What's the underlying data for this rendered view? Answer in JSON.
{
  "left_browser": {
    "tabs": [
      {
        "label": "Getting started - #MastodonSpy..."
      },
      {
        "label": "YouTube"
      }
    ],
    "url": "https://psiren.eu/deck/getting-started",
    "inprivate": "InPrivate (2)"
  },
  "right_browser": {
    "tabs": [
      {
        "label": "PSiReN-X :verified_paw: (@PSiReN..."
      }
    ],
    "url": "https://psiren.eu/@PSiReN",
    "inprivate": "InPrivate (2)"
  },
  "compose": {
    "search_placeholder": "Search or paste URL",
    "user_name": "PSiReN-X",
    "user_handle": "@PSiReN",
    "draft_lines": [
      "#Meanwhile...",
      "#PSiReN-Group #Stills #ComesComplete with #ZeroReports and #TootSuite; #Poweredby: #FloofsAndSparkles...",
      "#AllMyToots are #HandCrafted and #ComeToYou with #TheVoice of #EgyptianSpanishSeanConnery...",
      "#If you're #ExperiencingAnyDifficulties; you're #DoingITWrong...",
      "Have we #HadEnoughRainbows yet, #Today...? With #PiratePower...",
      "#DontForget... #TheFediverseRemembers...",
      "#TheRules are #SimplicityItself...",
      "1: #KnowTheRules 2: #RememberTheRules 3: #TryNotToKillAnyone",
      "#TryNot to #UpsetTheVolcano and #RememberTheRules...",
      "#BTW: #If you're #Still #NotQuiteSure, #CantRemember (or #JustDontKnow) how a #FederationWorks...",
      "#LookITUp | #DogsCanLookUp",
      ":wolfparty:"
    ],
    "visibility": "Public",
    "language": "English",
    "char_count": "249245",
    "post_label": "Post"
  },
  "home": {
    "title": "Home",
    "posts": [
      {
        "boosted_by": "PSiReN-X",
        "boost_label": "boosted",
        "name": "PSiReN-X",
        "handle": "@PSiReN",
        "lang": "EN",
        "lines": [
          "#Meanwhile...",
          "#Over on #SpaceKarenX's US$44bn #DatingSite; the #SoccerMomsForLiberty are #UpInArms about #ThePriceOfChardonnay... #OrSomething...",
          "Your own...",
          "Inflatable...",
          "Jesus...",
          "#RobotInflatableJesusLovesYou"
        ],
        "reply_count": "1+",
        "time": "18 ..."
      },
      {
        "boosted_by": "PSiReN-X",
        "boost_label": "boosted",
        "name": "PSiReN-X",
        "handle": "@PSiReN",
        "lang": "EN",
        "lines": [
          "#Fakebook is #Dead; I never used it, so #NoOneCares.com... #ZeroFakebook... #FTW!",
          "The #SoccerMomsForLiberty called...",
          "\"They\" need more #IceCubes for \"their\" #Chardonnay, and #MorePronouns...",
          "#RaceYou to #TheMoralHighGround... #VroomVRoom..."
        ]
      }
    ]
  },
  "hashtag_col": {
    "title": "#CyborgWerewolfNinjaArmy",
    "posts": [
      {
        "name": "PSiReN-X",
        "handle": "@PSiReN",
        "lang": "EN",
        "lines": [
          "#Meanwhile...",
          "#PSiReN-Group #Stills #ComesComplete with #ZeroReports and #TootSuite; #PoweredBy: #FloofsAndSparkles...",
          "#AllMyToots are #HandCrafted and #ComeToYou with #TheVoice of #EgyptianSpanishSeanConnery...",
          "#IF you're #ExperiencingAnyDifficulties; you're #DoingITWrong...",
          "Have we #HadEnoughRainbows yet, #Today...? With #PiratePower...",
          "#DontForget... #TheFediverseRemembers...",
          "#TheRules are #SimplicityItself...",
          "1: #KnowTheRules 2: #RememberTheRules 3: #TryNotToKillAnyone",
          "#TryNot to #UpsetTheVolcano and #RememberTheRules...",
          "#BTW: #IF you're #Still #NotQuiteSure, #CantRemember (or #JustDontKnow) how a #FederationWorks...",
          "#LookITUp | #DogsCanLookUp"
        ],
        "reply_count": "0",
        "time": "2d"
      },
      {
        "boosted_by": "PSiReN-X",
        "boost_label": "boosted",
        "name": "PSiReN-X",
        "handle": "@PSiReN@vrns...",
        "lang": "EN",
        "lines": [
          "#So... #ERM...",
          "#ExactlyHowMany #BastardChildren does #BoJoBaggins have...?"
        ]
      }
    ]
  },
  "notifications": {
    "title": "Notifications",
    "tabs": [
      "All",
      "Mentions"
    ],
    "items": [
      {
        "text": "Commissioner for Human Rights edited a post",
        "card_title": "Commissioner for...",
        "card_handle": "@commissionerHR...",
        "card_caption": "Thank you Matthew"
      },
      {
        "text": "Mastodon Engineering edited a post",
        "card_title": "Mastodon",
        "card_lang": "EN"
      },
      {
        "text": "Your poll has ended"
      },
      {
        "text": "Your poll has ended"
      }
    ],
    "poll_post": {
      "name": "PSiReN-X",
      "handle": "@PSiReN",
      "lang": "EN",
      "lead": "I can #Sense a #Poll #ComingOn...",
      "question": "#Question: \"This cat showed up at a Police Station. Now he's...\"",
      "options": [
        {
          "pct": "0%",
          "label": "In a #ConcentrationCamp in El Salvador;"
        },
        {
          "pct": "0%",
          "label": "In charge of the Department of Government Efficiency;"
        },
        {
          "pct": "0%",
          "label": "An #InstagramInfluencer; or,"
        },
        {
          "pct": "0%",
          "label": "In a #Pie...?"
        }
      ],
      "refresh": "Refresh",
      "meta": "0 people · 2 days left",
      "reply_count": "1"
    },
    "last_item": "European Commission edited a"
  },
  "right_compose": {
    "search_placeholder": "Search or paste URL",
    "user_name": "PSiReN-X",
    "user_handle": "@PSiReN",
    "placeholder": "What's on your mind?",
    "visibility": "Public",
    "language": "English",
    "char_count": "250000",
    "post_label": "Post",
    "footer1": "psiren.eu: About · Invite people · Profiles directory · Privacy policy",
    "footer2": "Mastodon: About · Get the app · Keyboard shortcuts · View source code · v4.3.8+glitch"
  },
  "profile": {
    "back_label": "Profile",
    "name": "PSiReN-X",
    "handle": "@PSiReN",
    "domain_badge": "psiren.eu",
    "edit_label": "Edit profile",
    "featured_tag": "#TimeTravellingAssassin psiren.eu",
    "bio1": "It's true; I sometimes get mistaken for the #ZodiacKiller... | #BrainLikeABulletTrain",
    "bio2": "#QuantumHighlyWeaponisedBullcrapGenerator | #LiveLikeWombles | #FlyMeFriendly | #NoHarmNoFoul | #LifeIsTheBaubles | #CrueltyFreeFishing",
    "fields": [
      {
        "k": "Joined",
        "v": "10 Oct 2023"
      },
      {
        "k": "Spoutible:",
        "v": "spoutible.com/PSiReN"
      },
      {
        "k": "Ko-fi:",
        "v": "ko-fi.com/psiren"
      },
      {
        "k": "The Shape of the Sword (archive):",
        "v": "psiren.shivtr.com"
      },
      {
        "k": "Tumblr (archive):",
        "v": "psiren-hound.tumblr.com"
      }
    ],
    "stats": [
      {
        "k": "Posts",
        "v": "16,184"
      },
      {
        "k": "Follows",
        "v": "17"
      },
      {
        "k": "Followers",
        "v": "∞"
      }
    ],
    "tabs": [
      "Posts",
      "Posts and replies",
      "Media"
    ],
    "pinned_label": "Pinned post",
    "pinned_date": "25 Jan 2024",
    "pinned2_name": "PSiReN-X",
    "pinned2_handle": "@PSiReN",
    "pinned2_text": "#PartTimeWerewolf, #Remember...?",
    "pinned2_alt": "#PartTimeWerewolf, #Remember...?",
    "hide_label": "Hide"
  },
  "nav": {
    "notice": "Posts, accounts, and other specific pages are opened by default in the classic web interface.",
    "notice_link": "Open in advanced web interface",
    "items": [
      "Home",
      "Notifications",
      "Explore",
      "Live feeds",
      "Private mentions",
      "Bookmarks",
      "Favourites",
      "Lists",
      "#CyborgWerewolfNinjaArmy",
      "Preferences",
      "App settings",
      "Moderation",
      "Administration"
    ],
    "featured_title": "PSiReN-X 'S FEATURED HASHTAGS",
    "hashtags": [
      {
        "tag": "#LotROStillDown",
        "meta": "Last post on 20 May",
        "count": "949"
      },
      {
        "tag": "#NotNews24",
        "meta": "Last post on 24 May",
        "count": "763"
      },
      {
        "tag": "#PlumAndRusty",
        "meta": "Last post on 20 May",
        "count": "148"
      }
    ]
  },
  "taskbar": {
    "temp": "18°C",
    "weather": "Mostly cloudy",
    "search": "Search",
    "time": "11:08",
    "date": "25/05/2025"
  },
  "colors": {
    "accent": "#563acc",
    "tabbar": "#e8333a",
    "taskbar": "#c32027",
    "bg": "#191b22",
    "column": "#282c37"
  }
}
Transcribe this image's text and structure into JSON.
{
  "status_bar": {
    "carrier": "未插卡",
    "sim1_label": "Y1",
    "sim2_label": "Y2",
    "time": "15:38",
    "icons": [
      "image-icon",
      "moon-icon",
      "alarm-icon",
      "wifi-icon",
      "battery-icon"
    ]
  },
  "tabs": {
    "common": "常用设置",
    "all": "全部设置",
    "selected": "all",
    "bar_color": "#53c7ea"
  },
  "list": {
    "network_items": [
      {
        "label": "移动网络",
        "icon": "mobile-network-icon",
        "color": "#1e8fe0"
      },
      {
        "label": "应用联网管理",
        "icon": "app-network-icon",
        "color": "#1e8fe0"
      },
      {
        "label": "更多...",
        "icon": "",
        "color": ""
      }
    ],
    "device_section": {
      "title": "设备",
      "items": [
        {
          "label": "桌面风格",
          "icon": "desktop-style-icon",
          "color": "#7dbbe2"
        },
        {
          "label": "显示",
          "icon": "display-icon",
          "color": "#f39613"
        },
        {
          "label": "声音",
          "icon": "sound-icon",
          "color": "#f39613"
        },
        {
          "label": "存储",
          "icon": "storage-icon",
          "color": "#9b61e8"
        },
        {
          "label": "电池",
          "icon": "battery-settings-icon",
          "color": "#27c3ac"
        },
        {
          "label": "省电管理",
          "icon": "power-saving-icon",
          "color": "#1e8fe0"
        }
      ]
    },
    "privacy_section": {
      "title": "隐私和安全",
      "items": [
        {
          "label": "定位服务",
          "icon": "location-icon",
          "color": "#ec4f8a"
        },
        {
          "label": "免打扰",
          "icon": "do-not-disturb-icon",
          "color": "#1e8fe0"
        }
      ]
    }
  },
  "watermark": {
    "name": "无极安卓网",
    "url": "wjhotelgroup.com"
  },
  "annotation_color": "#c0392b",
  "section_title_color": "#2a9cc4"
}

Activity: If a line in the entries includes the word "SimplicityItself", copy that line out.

Solution for this problem:
      "#TheRules are #SimplicityItself...",
          "#TheRules are #SimplicityItself...",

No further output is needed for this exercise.